PROMPT — Copy the data precisely, keeping every character.

(Page and application data records)

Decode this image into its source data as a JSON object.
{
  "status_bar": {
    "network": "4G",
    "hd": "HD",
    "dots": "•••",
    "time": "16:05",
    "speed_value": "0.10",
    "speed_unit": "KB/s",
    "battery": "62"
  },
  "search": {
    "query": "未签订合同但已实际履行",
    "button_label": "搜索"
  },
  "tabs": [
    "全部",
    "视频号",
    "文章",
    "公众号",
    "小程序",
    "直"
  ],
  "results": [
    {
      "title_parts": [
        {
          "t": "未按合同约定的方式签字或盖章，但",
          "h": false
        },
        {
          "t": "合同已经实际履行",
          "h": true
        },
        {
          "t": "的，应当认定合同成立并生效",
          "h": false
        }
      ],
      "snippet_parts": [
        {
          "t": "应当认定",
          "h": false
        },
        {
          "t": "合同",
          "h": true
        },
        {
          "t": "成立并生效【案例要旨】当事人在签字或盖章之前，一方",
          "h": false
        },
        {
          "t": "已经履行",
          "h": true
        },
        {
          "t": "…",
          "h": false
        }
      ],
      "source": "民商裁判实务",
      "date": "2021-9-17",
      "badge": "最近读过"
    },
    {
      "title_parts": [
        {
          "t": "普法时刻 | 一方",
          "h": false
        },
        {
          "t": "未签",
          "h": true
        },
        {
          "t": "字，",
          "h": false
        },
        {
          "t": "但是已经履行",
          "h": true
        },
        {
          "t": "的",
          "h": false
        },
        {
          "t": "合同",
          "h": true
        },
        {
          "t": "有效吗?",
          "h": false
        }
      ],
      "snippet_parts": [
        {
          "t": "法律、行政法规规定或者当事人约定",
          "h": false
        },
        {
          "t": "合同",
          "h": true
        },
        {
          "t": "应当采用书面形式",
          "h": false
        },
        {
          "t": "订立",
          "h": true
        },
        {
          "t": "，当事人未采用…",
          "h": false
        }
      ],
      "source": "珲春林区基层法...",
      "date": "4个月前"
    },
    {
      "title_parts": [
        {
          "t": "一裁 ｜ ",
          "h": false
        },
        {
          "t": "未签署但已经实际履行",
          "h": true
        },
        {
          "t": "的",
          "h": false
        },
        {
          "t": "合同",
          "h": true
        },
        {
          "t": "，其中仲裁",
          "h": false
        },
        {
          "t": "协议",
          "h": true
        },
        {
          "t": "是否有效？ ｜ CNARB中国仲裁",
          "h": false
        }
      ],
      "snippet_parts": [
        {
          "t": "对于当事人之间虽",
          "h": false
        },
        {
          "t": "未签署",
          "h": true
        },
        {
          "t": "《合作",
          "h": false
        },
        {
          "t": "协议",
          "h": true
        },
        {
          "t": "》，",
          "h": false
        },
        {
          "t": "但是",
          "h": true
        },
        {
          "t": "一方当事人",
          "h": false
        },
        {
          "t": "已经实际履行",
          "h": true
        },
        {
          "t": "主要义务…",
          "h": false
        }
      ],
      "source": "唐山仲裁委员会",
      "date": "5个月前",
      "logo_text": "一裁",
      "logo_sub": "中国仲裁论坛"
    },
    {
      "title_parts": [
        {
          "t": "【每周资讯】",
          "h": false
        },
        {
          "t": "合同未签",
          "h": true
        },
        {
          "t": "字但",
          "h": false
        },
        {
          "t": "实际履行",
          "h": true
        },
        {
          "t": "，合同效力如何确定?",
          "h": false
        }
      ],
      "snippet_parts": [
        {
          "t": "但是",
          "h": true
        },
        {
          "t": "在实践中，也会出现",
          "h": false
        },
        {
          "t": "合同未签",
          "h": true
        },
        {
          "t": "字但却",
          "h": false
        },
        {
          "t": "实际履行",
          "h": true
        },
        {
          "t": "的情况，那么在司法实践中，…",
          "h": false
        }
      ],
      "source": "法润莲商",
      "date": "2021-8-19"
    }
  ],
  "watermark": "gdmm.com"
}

OUTPUT OF THE EXERCISE —
Decode this image into its source data as a JSON object.
{
  "status_bar": {
    "network": "4G",
    "hd": "HD",
    "dots": "•••",
    "time": "16:05",
    "speed_value": "0.10",
    "speed_unit": "KB/s",
    "battery": "62"
  },
  "search": {
    "query": "未签订合同但已实际履行",
    "button_label": "搜索"
  },
  "tabs": [
    "全部",
    "视频号",
    "文章",
    "公众号",
    "小程序",
    "直"
  ],
  "results": [
    {
      "title_parts": [
        {
          "t": "未按合同约定的方式签字或盖章，但",
          "h": false
        },
        {
          "t": "合同已经实际履行",
          "h": true
        },
        {
          "t": "的，应当认定合同成立并生效",
          "h": false
        }
      ],
      "snippet_parts": [
        {
          "t": "应当认定",
          "h": false
        },
        {
          "t": "合同",
          "h": true
        },
        {
          "t": "成立并生效【案例要旨】当事人在签字或盖章之前，一方",
          "h": false
        },
        {
          "t": "已经履行",
          "h": true
        },
        {
          "t": "…",
          "h": false
        }
      ],
      "source": "民商裁判实务",
      "date": "2021-9-17",
      "badge": "最近读过"
    },
    {
      "title_parts": [
        {
          "t": "普法时刻 | 一方",
          "h": false
        },
        {
          "t": "未签",
          "h": true
        },
        {
          "t": "字，",
          "h": false
        },
        {
          "t": "但是已经履行",
          "h": true
        },
        {
          "t": "的",
          "h": false
        },
        {
          "t": "合同",
          "h": true
        },
        {
          "t": "有效吗?",
          "h": false
        }
      ],
      "snippet_parts": [
        {
          "t": "法律、行政法规规定或者当事人约定",
          "h": false
        },
        {
          "t": "合同",
          "h": true
        },
        {
          "t": "应当采用书面形式",
          "h": false
        },
        {
          "t": "订立",
          "h": true
        },
        {
          "t": "，当事人未采用…",
          "h": false
        }
      ],
      "source": "珲春林区基层法...",
      "date": "4个月前"
    },
    {
      "title_parts": [
        {
          "t": "一裁 ｜ ",
          "h": false
        },
        {
          "t": "未签署但已经实际履行",
          "h": true
        },
        {
          "t": "的",
          "h": false
        },
        {
          "t": "合同",
          "h": true
        },
        {
          "t": "，其中仲裁",
          "h": false
        },
        {
          "t": "协议",
          "h": true
        },
        {
          "t": "是否有效？ ｜ CNARB中国仲裁",
          "h": false
        }
      ],
      "snippet_parts": [
        {
          "t": "对于当事人之间虽",
          "h": false
        },
        {
          "t": "未签署",
          "h": true
        },
        {
          "t": "《合作",
          "h": false
        },
        {
          "t": "协议",
          "h": true
        },
        {
          "t": "》，",
          "h": false
        },
        {
          "t": "但是",
          "h": true
        },
        {
          "t": "一方当事人",
          "h": false
        },
        {
          "t": "已经实际履行",
          "h": true
        },
        {
          "t": "主要义务…",
          "h": false
        }
      ],
      "source": "唐山仲裁委员会",
      "date": "5个月前",
      "logo_text": "一裁",
      "logo_sub": "中国仲裁论坛"
    },
    {
      "title_parts": [
        {
          "t": "【每周资讯】",
          "h": false
        },
        {
          "t": "合同未签",
          "h": true
        },
        {
          "t": "字但",
          "h": false
        },
        {
          "t": "实际履行",
          "h": true
        },
        {
          "t": "，合同效力如何确定?",
          "h": false
        }
      ],
      "snippet_parts": [
        {
          "t": "但是",
          "h": true
        },
        {
          "t": "在实践中，也会出现",
          "h": false
        },
        {
          "t": "合同未签",
          "h": true
        },
        {
          "t": "字但却",
          "h": false
        },
        {
          "t": "实际履行",
          "h": true
        },
        {
          "t": "的情况，那么在司法实践中，…",
          "h": false
        }
      ],
      "source": "法润莲商",
      "date": "2021-8-19"
    }
  ],
  "watermark": "gdmm.com"
}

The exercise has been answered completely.